Start Right, End Right
Newsletter volume 1 number 11
Many interviewers believe it is efficient and appropriate to start an interview by telling the candidate exactly what they are looking for. That might be a good way to buy a house, but it's not usually a good way to hire an employee.
When you are house hunting, you save everyone's time by telling the realtor what you want: three bedrooms, ranch style, an attached garage, and a view of the water. The realtor must deliver what you want, and you won't waste your time assuming qualities are present when they are not.
But when you tell a candidate you want someone who is hardworking, a team player, willing to travel, and good with people, you "telegraph" the answers you want to your interview questions. The wise candidate will repeat back what you've said you wanted to know, and you'll end up with little useful information.
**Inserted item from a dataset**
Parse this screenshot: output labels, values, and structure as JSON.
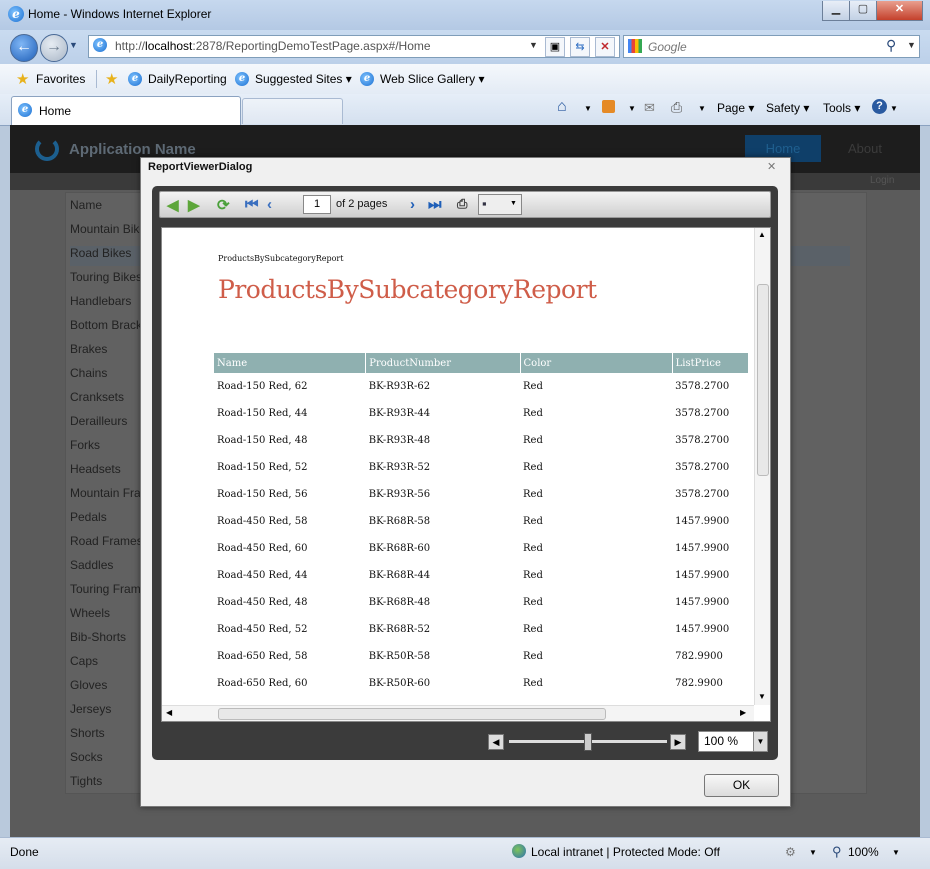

It's fine to discuss job requirements with the candidate in terms of resumé items, education, experience, etc., at the beginning of the interview. But you'll usually get more valid and useful information if you allow the candidate to describe equally important performance characteristics, such as, intellectual qualities, interpersonal skills and motivation, without knowing in advance what you want to hear.